And then you got this - the absolute epitome of a dysfunctional corrupt state run by people with absolutely zero regard for public welfare, public security, or public goods. All that adds up to a country well on its way to becoming a failed state.
The port can be seen as a microcosm of that failed state. It embodies all the aspects of misgovernment of negligence, criminal negligence, and utter disregard for citizens who, for the most part, are not treated as such, but as supplicant clients by a sectarian system, in which the rights of all these - and they are all minorities - have been usurped by their leaders on a dynastic basis.
Grandfather, son, they're all part of the same syndrome of looting the state. This is, in a sense, a perfectly logical byproduct of that sort of system. Even if you could barely invent what happened here last Tuesday, when you see a mushroom cloud suddenly go up in the middle of the city.

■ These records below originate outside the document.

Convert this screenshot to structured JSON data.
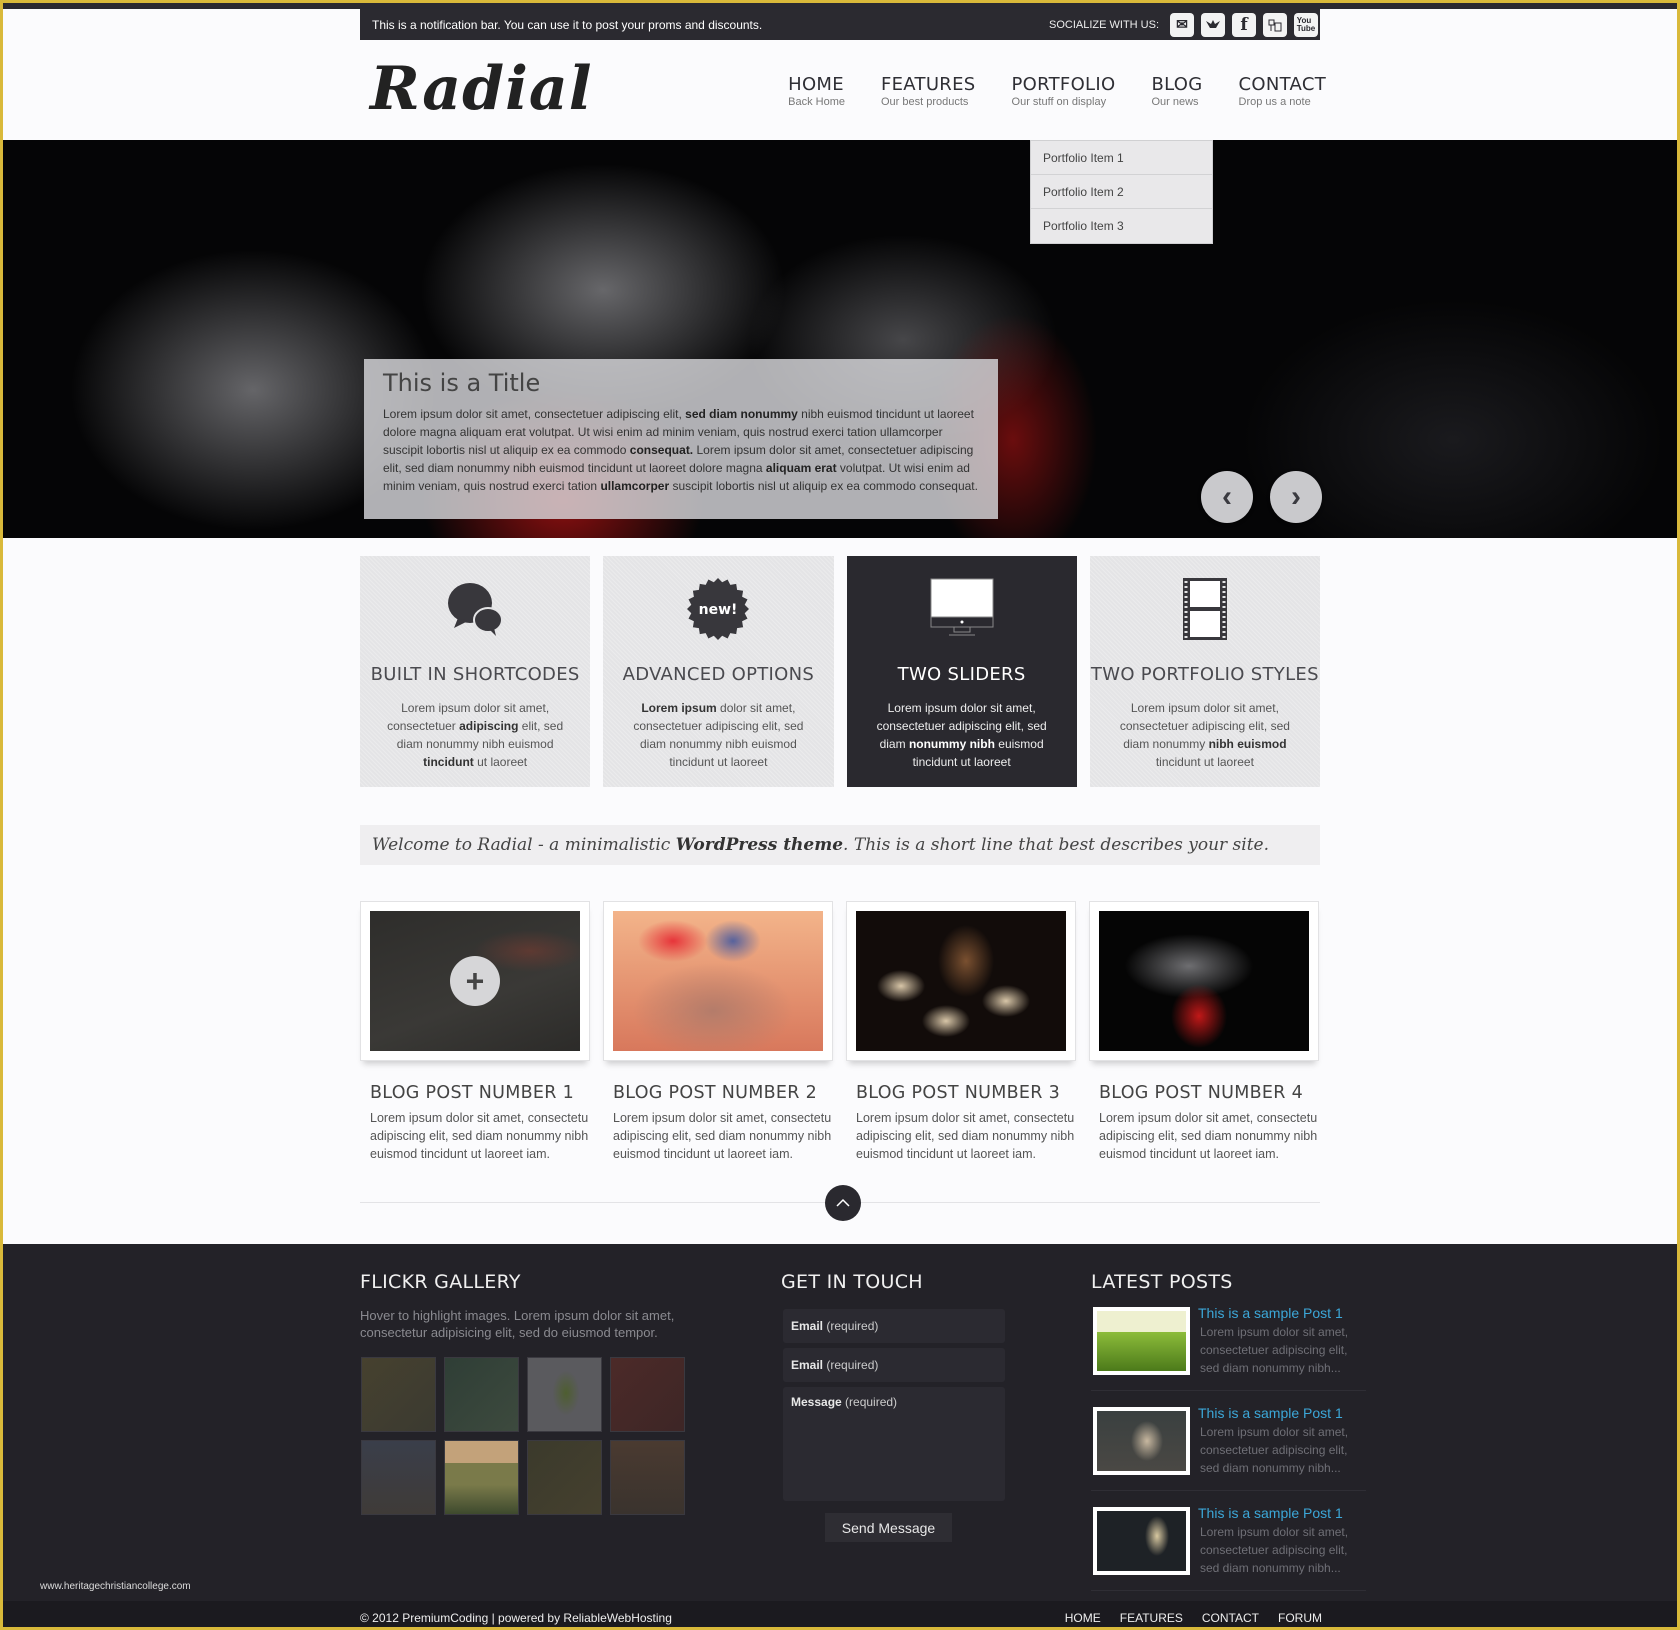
{
  "notification": {
    "text": "This is a notification bar. You can use it to post your proms and discounts.",
    "social_label": "SOCIALIZE WITH US:",
    "social_icons": [
      "mail-icon",
      "twitter-icon",
      "facebook-icon",
      "flickr-icon",
      "youtube-icon"
    ]
  },
  "header": {
    "logo": "Radial",
    "nav": [
      {
        "title": "HOME",
        "sub": "Back Home"
      },
      {
        "title": "FEATURES",
        "sub": "Our best products"
      },
      {
        "title": "PORTFOLIO",
        "sub": "Our stuff on display"
      },
      {
        "title": "BLOG",
        "sub": "Our news"
      },
      {
        "title": "CONTACT",
        "sub": "Drop us a note"
      }
    ],
    "portfolio_dropdown": [
      "Portfolio Item 1",
      "Portfolio Item 2",
      "Portfolio Item 3"
    ]
  },
  "hero": {
    "title": "This is a Title",
    "text_parts": [
      "Lorem ipsum dolor sit amet, consectetuer adipiscing elit, ",
      "sed diam nonummy",
      " nibh euismod tincidunt ut laoreet dolore magna aliquam erat volutpat. Ut wisi enim ad minim veniam, quis nostrud exerci tation ullamcorper suscipit lobortis nisl ut aliquip ex ea commodo ",
      "consequat.",
      " Lorem ipsum dolor sit amet, consectetuer adipiscing elit, sed diam nonummy nibh euismod tincidunt ut laoreet dolore magna ",
      "aliquam erat",
      " volutpat. Ut wisi enim ad minim veniam, quis nostrud exerci tation ",
      "ullamcorper",
      " suscipit lobortis nisl ut aliquip ex ea commodo consequat."
    ],
    "prev_label": "‹",
    "next_label": "›"
  },
  "features": [
    {
      "title": "BUILT IN SHORTCODES",
      "icon": "speech-bubbles-icon",
      "parts": [
        "Lorem ipsum dolor sit amet, consectetuer ",
        "adipiscing",
        " elit, sed diam nonummy nibh euismod ",
        "tincidunt",
        " ut laoreet"
      ]
    },
    {
      "title": "ADVANCED OPTIONS",
      "icon": "new-badge-icon",
      "badge_text": "new!",
      "parts": [
        "",
        "Lorem ipsum",
        " dolor sit amet, consectetuer adipiscing elit, sed diam nonummy nibh euismod tincidunt ut laoreet",
        "",
        ""
      ]
    },
    {
      "title": "TWO SLIDERS",
      "icon": "monitor-icon",
      "parts": [
        "Lorem ipsum dolor sit amet, consectetuer adipiscing elit, sed diam ",
        "nonummy nibh",
        " euismod tincidunt ut laoreet",
        "",
        ""
      ]
    },
    {
      "title": "TWO PORTFOLIO STYLES",
      "icon": "film-strip-icon",
      "parts": [
        "Lorem ipsum dolor sit amet, consectetuer adipiscing elit, sed diam nonummy ",
        "nibh euismod",
        " tincidunt ut laoreet",
        "",
        ""
      ]
    }
  ],
  "welcome": {
    "before": "Welcome to Radial - a minimalistic ",
    "bold": "WordPress theme",
    "after": ". This is a short line that best describes your site."
  },
  "blog_posts": [
    {
      "title": "BLOG POST NUMBER 1",
      "text": "Lorem ipsum dolor sit amet, consectetu adipiscing elit, sed diam nonummy nibh euismod tincidunt ut laoreet iam."
    },
    {
      "title": "BLOG POST NUMBER 2",
      "text": "Lorem ipsum dolor sit amet, consectetu adipiscing elit, sed diam nonummy nibh euismod tincidunt ut laoreet iam."
    },
    {
      "title": "BLOG POST NUMBER 3",
      "text": "Lorem ipsum dolor sit amet, consectetu adipiscing elit, sed diam nonummy nibh euismod tincidunt ut laoreet iam."
    },
    {
      "title": "BLOG POST NUMBER 4",
      "text": "Lorem ipsum dolor sit amet, consectetu adipiscing elit, sed diam nonummy nibh euismod tincidunt ut laoreet iam."
    }
  ],
  "footer": {
    "flickr": {
      "title": "FLICKR GALLERY",
      "desc": "Hover to highlight images. Lorem ipsum dolor sit amet, consectetur adipisicing elit, sed do eiusmod tempor."
    },
    "contact": {
      "title": "GET IN TOUCH",
      "fields": [
        {
          "label": "Email",
          "hint": " (required)"
        },
        {
          "label": "Email",
          "hint": " (required)"
        },
        {
          "label": "Message",
          "hint": " (required)"
        }
      ],
      "send_label": "Send Message"
    },
    "latest": {
      "title": "LATEST POSTS",
      "posts": [
        {
          "title": "This is a sample Post 1",
          "text": "Lorem ipsum dolor sit amet, consectetuer adipiscing elit, sed diam nonummy nibh..."
        },
        {
          "title": "This is a sample Post 1",
          "text": "Lorem ipsum dolor sit amet, consectetuer adipiscing elit, sed diam nonummy nibh..."
        },
        {
          "title": "This is a sample Post 1",
          "text": "Lorem ipsum dolor sit amet, consectetuer adipiscing elit, sed diam nonummy nibh..."
        }
      ]
    },
    "watermark": "www.heritagechristiancollege.com",
    "copyright": "© 2012 PremiumCoding | powered by ReliableWebHosting",
    "nav": [
      "HOME",
      "FEATURES",
      "CONTACT",
      "FORUM"
    ]
  },
  "colors": {
    "accent_link": "#3ca7d8",
    "dark": "#2a292f",
    "frame_border": "#d9b93a"
  }
}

Beirut is not the entirety of Lebanon, by any means. But it dominates the country as a capital, in a way which is atypical of most countries. This is a small country. Large parts of it are still almost pristine. But the way in which Beirut casts a spell over absolutely everything in the rest of the country and the way mismanagement from Beirut prevents the rest of the country from developing in any meaningful way.
For example, at the end of the civil war, 1975-90, almost every militia in the country had its own little makeshift port. Everything went into rebuilding the Port of Beirut at a huge expense. That became the cash cow for these former militia leaders, working their rackets in the port. Smuggling, extracting customs revenue, levying surtaxes on containers, and so on and so forth. It became a very lucrative business.
It's so absorbed the interest, in terms of financial interest, as well, of this political class. That a perfectly good port in Tripoli has been left to languish. In 2018, there was a proposal to build new state-of-the-art grain silos in Tripoli. Because Lebanon imports about 80 per cent of everything it consumes, including 90 per cent, I think it is, of wheat for bread - the staple. Absolutely nothing happened.
And what has happened now is that the national granary - this huge grain silo right at the heart of the port, which was blown to smithereens last Tuesday - it's gone. The entire grain supply is gone. That's a huge problem at a time when there is already hunger in the country. When the middle class is being pushed into poverty, and the poor are being pushed into destitution. And then this.
A great deal of the medical stocks - equipment and pharmaceuticals - went up in that explosion. This is a dire emergency, to which the political class have barely responded.
President Macron of France comes here, tours the city. Is greeted warmly. Not one of these people - one of the proported rulers of Lebanon has dared showed his face.
So what happens next? The situation of this country is now so utterly desperate, there is only one game left in town, in which a new government, it will have to be, with some sort of narrow mandate to rescue Lebanon from disaster. Politics will have to be put to one side. All political squabbles will have to be paused while this government negotiates with the IMF and principal donor countries, led by France, to set real reforms, which the donor community and the fund - as a standby then - are prepared to support, leading to real change.
There have been four rescue funds since the war - aids, soft loans, and so on and so forth. Lebanon has no capacity to borrow. When it was last possible to record these things, its total sovereign debt amounted to 170 per cent of GDP. Proportionately, the third highest in the world. It must be massive there for that now because GDP has shrunk so much.
Nobody is going to lend one lira, one euro, one dollar to a bankrupt Lebanon until it shows real will to reform. That was the message that President Macron of France, who is leading the donor effort, brought to Beirut, just days after the blast. It is actually the only game in town left for Lebanon.